◆ **Dataset content**:
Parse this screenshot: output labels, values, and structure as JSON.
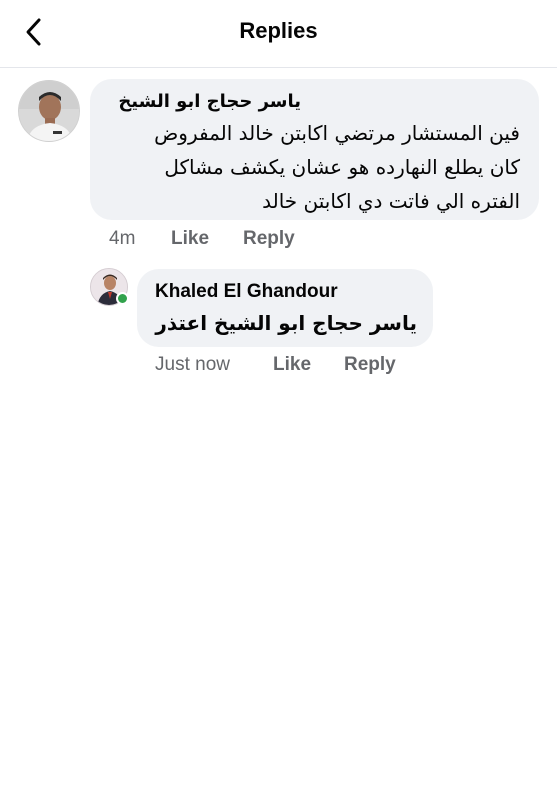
{
  "header": {
    "title": "Replies",
    "back_icon": "chevron-left-icon"
  },
  "comments": [
    {
      "author": "ياسر حجاج ابو الشيخ",
      "text": "فين المستشار مرتضي  اكابتن خالد المفروض\nكان يطلع النهارده هو عشان يكشف مشاكل\nالفتره الي فاتت دي اكابتن خالد",
      "time": "4m",
      "like_label": "Like",
      "reply_label": "Reply"
    },
    {
      "author": "Khaled El Ghandour",
      "text": "ياسر حجاج ابو الشيخ اعتذر",
      "time": "Just now",
      "like_label": "Like",
      "reply_label": "Reply",
      "online": true
    }
  ],
  "colors": {
    "bubble": "#f0f2f5",
    "meta": "#65676b",
    "online": "#31a24c"
  }
}
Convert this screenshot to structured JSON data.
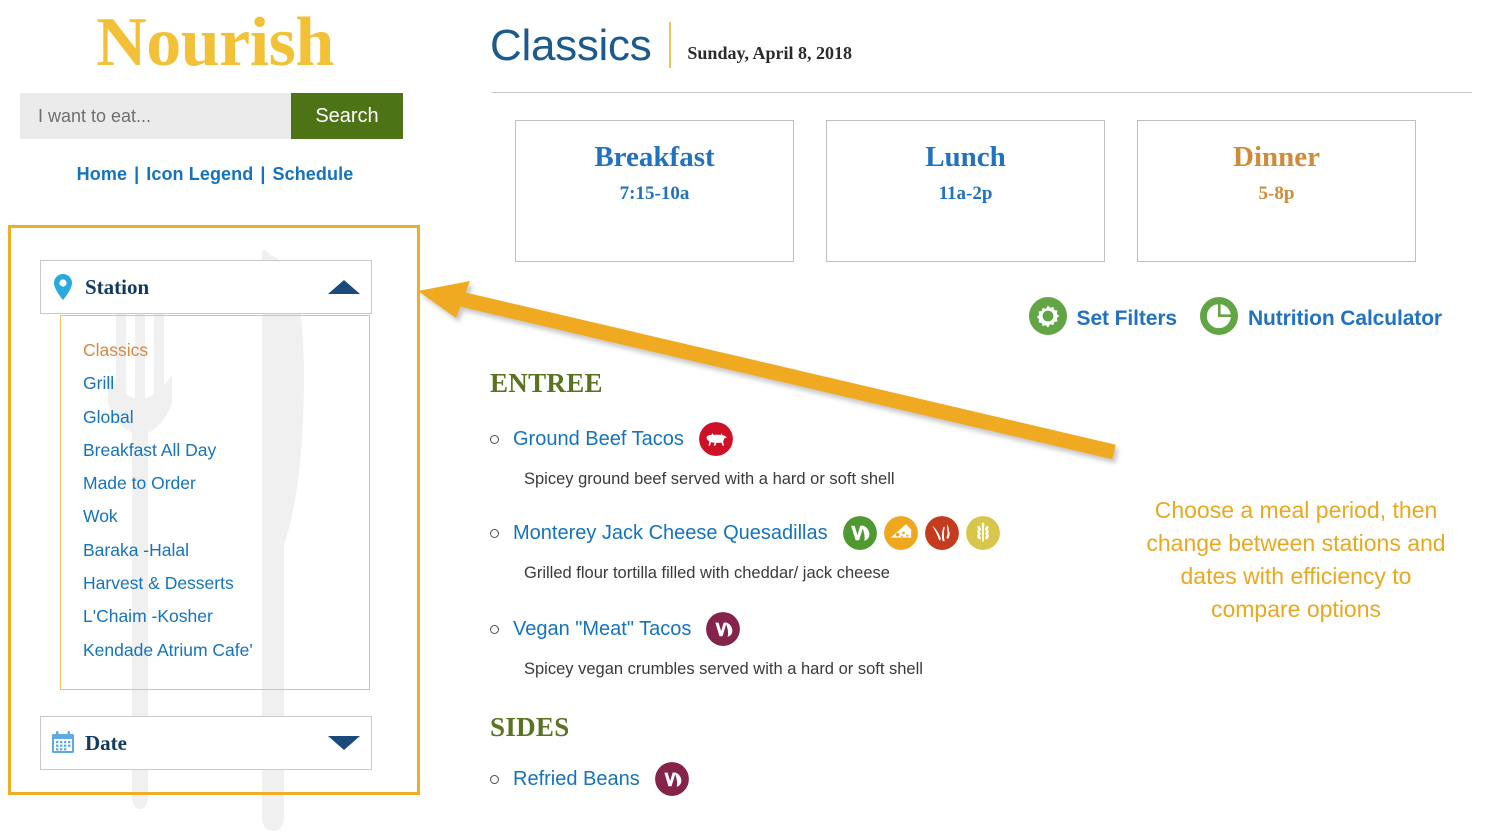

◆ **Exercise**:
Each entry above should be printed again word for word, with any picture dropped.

◆ **Response to the exercise**:
Parse this screenshot: output labels, values, and structure as JSON.
{
  "header": {
    "title": "Replies",
    "back_icon": "chevron-left-icon"
  },
  "comments": [
    {
      "author": "ياسر حجاج ابو الشيخ",
      "text": "فين المستشار مرتضي  اكابتن خالد المفروض\nكان يطلع النهارده هو عشان يكشف مشاكل\nالفتره الي فاتت دي اكابتن خالد",
      "time": "4m",
      "like_label": "Like",
      "reply_label": "Reply"
    },
    {
      "author": "Khaled El Ghandour",
      "text": "ياسر حجاج ابو الشيخ اعتذر",
      "time": "Just now",
      "like_label": "Like",
      "reply_label": "Reply",
      "online": true
    }
  ],
  "colors": {
    "bubble": "#f0f2f5",
    "meta": "#65676b",
    "online": "#31a24c"
  }
}
Convert this screenshot to structured JSON data.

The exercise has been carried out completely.